Skip to main content

3 killed in missile strike on MSF clinic in Yemen: spokesperson

It is not clear who fired a rocket that hit an MSF hospital in north Yemen killing three and injuring 10 people
Yemenis gather around a crater reportedly caused by a Saudi-led airstrike targeting the outskirts of the capital Sanaa (AFP)

A missile hit a health centre operated by Doctors Without Borders (MSF) in northern Yemen on Sunday, killing three people and wounding 10 others, the aid agency's spokeswoman said.

The missile struck the medical facility in the Razeh district of Saada province, according to communications officer Malak Shaher.

She said MSF could not specify whether the centre was hit in an air strike by the Saudi-led coalition, or by a rocket fired from the ground.

The attack comes shortly after a denial from the Kingdom of a report by Human Rights Watch alleging the use of prohibited cluster bombs in the conflict.

The organisation on Thursday produced a report including photos purporting to show a picture of BLU-63 submunitions from a CBU-58 cluster bomb.

“The coalition’s repeated use of cluster bombs in the middle of a crowded city suggests an intent to harm civilians, which is a war crime,” said Steve Goose, arms director at Human Rights Watch. “These outrageous attacks show that the coalition seems less concerned than ever about sparing civilians from war’s horrors.”

On Sunday, Brigadier General Ahmed al-Assiri denied that the coalition was using the munition, though he admitted they had used it in past.
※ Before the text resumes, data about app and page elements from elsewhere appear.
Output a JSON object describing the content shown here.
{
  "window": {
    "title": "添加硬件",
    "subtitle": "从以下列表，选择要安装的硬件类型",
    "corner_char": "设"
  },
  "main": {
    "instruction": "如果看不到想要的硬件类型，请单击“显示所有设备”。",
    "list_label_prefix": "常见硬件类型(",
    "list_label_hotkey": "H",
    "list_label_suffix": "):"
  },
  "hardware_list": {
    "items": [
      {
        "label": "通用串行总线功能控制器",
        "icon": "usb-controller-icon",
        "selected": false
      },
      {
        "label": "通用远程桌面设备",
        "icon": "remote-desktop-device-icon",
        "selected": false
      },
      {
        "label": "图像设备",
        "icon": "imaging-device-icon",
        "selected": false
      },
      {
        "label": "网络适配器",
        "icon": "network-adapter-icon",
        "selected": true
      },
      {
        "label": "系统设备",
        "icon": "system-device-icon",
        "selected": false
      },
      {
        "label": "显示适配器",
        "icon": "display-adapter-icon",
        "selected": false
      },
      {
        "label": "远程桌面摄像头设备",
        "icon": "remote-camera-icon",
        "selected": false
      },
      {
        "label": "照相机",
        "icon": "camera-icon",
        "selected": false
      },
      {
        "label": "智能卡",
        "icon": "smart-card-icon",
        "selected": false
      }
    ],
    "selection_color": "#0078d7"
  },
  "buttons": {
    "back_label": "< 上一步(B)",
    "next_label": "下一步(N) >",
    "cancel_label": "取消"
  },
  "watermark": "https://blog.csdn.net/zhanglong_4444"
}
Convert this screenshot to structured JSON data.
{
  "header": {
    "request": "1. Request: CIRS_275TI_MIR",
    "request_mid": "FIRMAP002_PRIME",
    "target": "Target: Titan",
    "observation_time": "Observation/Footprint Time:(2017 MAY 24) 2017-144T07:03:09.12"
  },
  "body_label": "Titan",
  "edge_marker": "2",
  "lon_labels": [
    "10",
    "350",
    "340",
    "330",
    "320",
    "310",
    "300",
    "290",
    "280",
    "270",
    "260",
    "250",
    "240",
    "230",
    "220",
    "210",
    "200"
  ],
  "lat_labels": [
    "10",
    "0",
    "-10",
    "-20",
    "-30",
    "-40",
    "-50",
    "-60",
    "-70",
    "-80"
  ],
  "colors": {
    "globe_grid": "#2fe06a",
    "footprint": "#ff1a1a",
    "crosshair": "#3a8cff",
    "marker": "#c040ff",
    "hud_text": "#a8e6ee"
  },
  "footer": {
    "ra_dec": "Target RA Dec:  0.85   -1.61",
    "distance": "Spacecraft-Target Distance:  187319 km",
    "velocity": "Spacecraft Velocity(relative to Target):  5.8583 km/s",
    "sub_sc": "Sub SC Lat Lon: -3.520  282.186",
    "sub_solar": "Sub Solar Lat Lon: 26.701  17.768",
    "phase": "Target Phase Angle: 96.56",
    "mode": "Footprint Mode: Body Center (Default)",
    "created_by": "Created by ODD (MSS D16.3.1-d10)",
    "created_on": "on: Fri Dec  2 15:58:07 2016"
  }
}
"Now they don't have any more vehicles so we don't use it," he said.

He described the HRW report as "very weak", and said that "they didn't show any evidence."

Cluster bombs are prohibited under a 2008 treaty that was adopted by 116 countries, though notably not by Saudi Arabia or its coalition partners.

On Friday, US secretary-general said the use of cluster bombs "may amount to a war crime due to their indiscriminate nature."

Arbitrary detention

Human Rights Watch have also slammed Yemen's Houthi rebels for their use of arbitrary detention against dissidents in areas they control in the country.

In particular, they have been accused of targeting members of the Muslim Brotherhood-linked Islah party, who have been staunch critics of the Houthis, who took control of the capital Sanaa in September.

“Houthi arrests and forced disappearances of alleged Islah supporters have generated palpable fear in the capital,” said Joe Stork, deputy Middle East director of HRW.

“Politicians, activists, lawyers, and journalists tell us they’ve never been more frightened of ending up ‘disappeared.’”

According to the UN Office of the High Commissioner for Human Rights, over 2,800 civilians in Yemen have been killed since March.

The country has descended into a humanitarian crisis since the Saudi-led coalition began its bombing campaign in March, with over 80% of the population now believed to be in desperate need of aid.